§ **Excerpted data**:
-------------------------
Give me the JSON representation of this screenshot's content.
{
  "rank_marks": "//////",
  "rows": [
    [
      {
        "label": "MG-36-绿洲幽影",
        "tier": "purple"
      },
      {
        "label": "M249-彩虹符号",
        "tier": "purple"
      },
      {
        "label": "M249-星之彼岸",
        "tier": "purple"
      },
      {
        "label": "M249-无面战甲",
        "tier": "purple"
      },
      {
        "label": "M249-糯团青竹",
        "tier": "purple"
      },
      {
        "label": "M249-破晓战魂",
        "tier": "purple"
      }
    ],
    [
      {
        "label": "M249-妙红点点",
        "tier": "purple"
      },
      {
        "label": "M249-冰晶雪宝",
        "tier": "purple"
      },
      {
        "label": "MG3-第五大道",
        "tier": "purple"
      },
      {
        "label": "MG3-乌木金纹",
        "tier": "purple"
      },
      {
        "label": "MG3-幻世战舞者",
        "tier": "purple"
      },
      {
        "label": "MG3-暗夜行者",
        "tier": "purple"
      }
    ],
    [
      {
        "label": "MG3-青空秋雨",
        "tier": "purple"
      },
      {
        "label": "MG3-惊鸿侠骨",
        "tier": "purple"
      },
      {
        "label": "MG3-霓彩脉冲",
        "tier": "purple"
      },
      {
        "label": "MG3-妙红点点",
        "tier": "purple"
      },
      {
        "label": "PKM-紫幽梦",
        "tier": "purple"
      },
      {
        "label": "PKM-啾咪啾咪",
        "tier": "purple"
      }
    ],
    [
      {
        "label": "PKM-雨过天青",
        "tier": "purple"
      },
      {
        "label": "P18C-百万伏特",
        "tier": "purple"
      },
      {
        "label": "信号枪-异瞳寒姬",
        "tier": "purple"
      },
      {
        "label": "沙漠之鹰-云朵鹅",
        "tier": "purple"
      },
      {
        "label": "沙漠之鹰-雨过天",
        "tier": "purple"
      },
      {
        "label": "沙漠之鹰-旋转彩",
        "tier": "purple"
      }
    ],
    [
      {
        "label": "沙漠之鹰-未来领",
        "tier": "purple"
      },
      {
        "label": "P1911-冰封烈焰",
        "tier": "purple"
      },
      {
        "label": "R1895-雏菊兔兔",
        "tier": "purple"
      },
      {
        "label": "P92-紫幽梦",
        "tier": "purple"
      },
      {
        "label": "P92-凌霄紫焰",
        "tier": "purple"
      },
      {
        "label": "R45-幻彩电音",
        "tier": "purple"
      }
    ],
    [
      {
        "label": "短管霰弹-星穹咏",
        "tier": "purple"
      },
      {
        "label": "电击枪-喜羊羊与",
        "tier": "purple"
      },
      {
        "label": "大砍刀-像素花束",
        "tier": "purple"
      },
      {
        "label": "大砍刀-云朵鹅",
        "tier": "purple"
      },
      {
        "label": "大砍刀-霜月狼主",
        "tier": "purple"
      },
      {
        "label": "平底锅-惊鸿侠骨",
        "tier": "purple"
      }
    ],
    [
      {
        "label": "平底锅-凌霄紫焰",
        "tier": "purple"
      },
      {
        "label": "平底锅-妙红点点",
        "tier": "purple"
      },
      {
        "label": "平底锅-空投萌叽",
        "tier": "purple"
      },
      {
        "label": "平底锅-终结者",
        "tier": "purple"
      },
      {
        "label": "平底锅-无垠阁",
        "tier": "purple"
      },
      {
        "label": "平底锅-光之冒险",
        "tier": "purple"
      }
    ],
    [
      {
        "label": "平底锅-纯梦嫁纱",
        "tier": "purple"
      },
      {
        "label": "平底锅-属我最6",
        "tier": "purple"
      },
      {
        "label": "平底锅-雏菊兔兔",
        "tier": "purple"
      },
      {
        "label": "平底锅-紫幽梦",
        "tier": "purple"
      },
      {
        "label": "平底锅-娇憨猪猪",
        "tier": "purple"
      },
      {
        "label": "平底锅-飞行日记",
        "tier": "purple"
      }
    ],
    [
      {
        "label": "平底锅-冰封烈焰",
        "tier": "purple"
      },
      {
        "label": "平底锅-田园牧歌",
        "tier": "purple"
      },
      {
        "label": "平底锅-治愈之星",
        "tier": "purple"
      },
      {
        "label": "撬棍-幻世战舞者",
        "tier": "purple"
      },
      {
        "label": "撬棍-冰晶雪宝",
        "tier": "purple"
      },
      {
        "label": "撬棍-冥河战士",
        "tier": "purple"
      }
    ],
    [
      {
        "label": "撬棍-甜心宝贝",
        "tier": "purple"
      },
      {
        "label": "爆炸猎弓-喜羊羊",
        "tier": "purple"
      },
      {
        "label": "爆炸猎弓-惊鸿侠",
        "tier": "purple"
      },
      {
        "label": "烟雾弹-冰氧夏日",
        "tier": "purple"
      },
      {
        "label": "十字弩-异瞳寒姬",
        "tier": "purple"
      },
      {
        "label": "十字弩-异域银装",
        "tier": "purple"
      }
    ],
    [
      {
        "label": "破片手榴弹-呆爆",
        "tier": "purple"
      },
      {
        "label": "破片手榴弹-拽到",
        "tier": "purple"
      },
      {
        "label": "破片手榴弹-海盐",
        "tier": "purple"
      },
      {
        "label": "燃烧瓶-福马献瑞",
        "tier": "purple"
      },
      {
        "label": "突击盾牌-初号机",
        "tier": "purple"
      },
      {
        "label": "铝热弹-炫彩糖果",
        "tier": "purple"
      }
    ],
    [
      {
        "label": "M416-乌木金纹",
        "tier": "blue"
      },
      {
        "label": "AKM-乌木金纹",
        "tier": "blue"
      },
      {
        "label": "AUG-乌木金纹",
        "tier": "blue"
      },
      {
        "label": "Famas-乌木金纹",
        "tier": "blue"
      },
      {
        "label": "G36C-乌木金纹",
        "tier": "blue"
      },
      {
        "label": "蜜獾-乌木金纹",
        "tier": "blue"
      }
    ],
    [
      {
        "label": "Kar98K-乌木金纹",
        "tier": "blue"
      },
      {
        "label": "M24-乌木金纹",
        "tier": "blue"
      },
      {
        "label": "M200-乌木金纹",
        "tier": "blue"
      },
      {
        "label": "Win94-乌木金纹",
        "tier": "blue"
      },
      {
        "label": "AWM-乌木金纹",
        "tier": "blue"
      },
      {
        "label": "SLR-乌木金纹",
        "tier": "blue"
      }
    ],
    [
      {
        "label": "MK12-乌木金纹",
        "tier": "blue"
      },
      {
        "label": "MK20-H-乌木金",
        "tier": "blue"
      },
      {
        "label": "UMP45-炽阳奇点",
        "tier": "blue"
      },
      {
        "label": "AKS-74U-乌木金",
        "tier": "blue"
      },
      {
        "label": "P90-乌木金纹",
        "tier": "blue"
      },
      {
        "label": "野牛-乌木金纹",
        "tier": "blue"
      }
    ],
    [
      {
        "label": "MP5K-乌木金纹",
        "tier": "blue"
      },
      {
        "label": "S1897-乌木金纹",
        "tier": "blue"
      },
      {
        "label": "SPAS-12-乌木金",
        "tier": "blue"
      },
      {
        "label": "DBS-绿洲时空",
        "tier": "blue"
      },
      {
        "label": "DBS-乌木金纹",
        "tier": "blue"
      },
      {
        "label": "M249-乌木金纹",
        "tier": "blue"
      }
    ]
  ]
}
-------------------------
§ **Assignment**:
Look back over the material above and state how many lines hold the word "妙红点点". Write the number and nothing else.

§ **Finished task**:
3